A 21-month-old child was found drowned in a swimming pool in Deltona, FL in late July after she wandered outside; an 11-month-old Citrus County, Florida girl drowned in the family swimming pool last week after a dog pushed a gate open and she wandered into the pool; and in early June, a one-year-old was found at the bottom of the family pool after she was discovered missing from the house.

Unfortunately, these scenarios play out all too often throughout the state of Florida and the United States. Drowning is the leading cause of accidental deaths around the home in Florida for children under the age of 5, according to the Consumer Product Safety Commission. A toddler may submerge and drown by the time his or her absence is realized. Even more children suffer non-fatal submersion injuries.

The Foundation for Aquatic Injury Prevention, a foundation dedicated to reducing the number of diving injuries, drownings and near drowning injuries, reports the following statistics:

  • The majority of drownings and near-drownings occur in residential swimming pools.
  • A swimming pool is 14 times more likely to be involved in the death of a child age 4 and under compared to a motor vehicle.
  • Each year, approximately 5,000 children 14 years old and below are hospitalized due to near-drownings.
  • Twenty percent of near-drowning survivors will suffer from severe and permanent neurological disability.
  • Fifteen percent of the children admitted to a hospital for a near-drowning accident will die in the hospital.

While lounging at a family swimming pool is one of the best ways to beat the extreme heat this summer in Florida, it is important to keep key safety tips in mind when young children are around.

The U.S. Consumer Product Safety Commission recommends establishing a barrier around a pool in order to prevent a child from getting under, over or through it and to keep the child from accessing the pool, except in the presence of supervising adults.

In addition, the following suggestions are offered for families with pools and young children:

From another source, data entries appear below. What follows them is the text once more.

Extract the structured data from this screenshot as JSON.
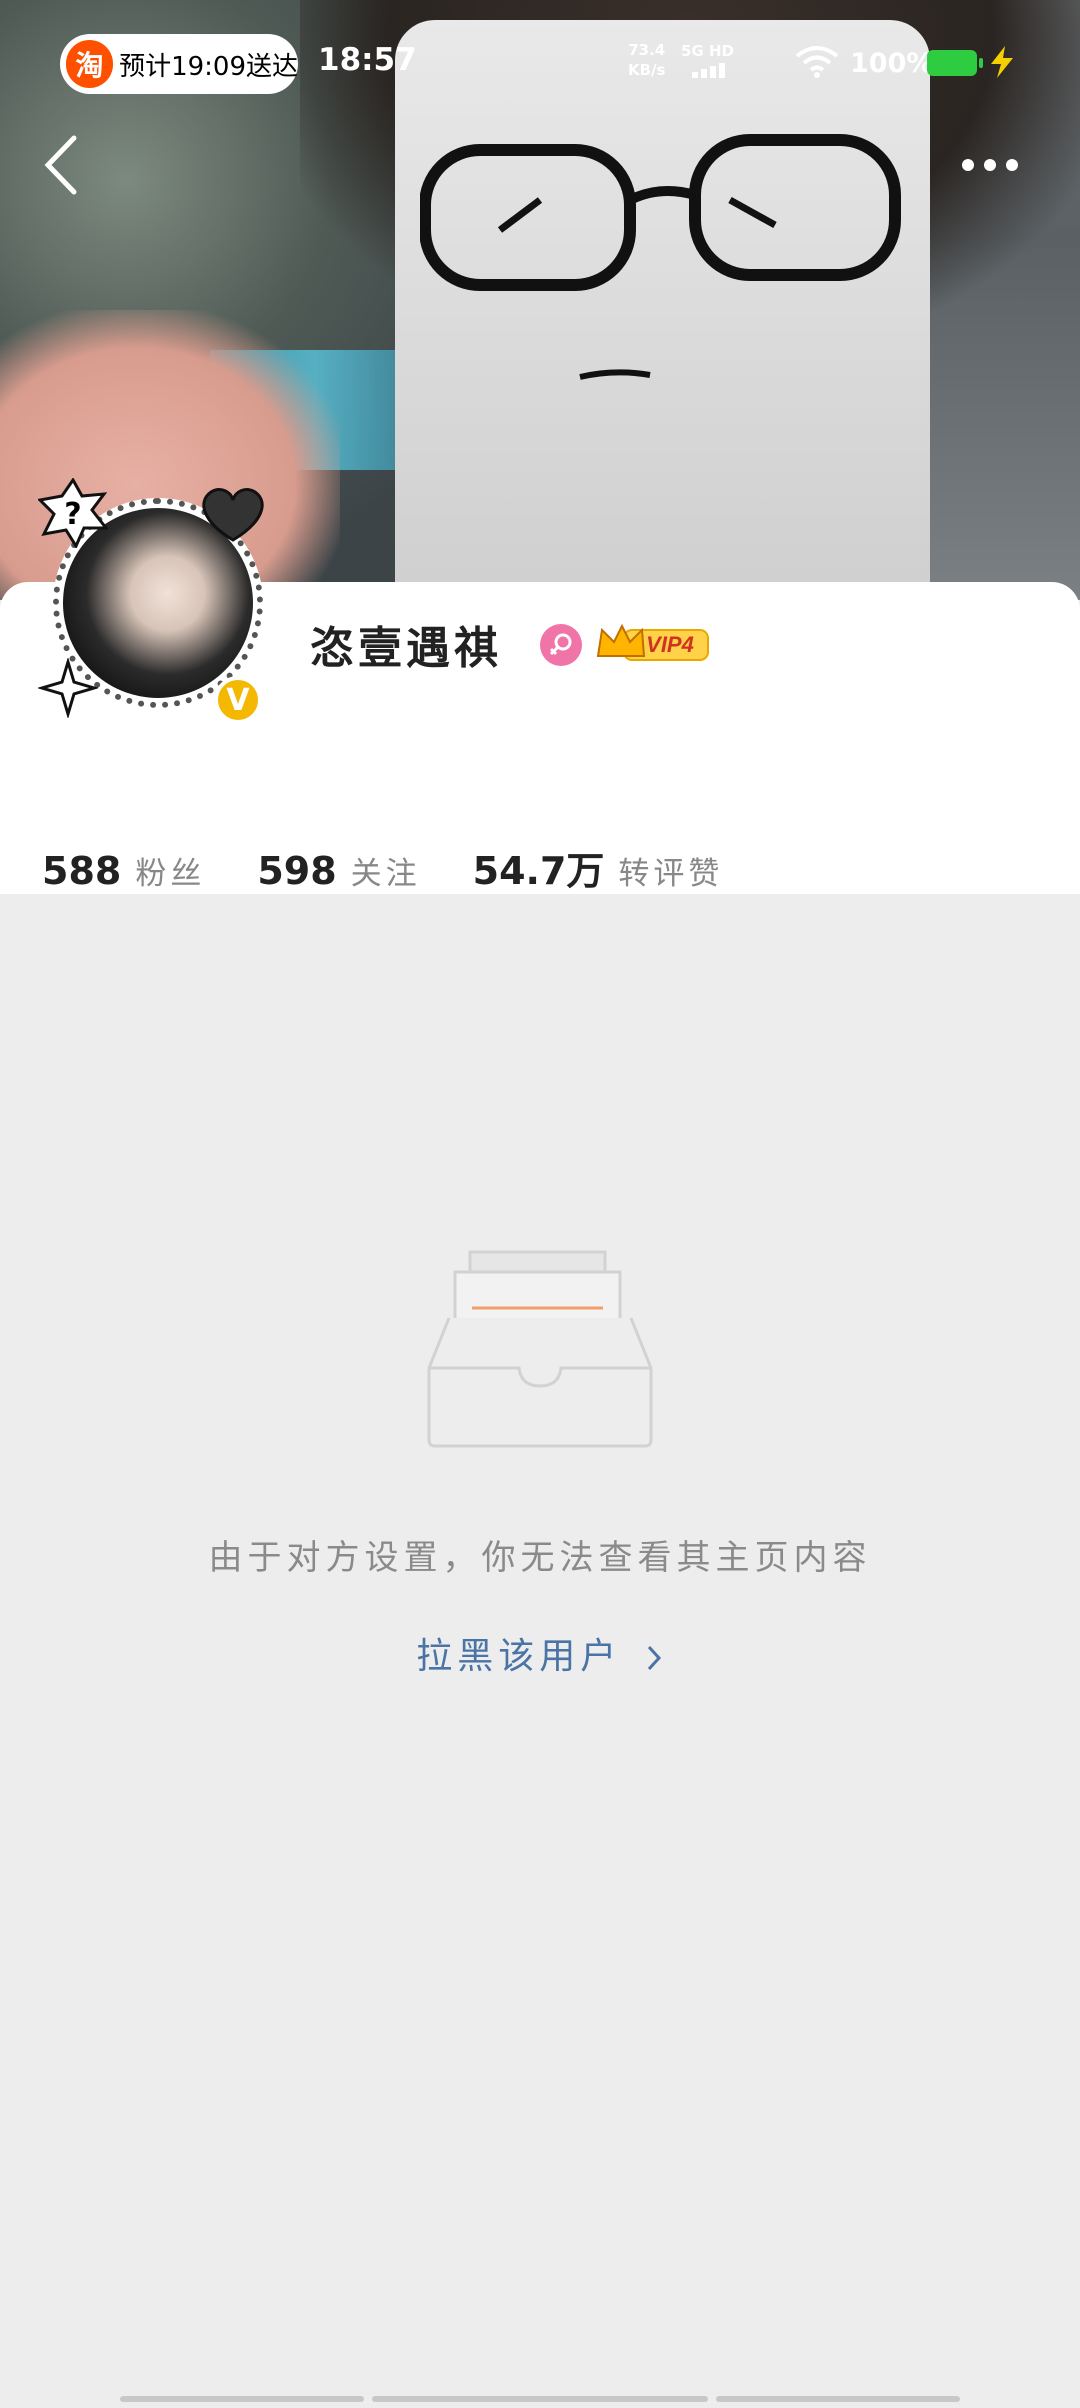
{
  "status": {
    "taobao_logo": "淘",
    "taobao_text": "预计19:09送达",
    "time": "18:57",
    "speed_value": "73.4",
    "speed_unit": "KB/s",
    "network": "5G HD",
    "battery": "100%"
  },
  "profile": {
    "name": "恣壹遇祺",
    "vip_label": "VIP4",
    "verified_mark": "V"
  },
  "stats": [
    {
      "value": "588",
      "label": "粉丝"
    },
    {
      "value": "598",
      "label": "关注"
    },
    {
      "value": "54.7万",
      "label": "转评赞"
    }
  ],
  "empty_state": {
    "message": "由于对方设置，你无法查看其主页内容",
    "action": "拉黑该用户"
  },
  "colors": {
    "background": "#ededed",
    "link": "#4a73a6",
    "verified": "#f5b800",
    "gender": "#f074a8",
    "battery": "#2ecc40"
  },
  "icons": [
    "back-arrow-icon",
    "more-dots-icon",
    "wifi-icon",
    "charging-bolt-icon",
    "female-gender-icon",
    "vip-crown-icon",
    "empty-inbox-icon",
    "chevron-right-icon"
  ]
}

  • Children are inquisitive and move quickly, requiring attentive supervision in and around the home. Ensure that access to the home pool is secured and that your children are safely in the home unless an adult escort is available to take the child to the pool.
  • When at the pool with your child, keep your eye on her at all times. NEVER leave a child alone at the pool for any amount of time.
  • Get certified in CPR to provide the necessary rescue support if a tragedy does occur. Also, keep a phone nearby to call 911 immediately if needed.

Many of these tragic swimming pool deaths and injuries are preventable. By keeping these safety tips in mind, and educating family and friends that may visit, everyone can safely beat the Florida heat in the pool.

If you or a family member has been injured in a swimming pool accident, it’s important to consult a knowledgeable South Florida premises liability lawyer. I am attorney Philip DeBerard. I have more than three decades of legal experience helping victims of swimming pool accidents and wrongful deaths in South Florida and the Treasure Coast.

Call 1-800-299-8878 to speak with a respected South Florida premises liability attorney or fill out our online contact form.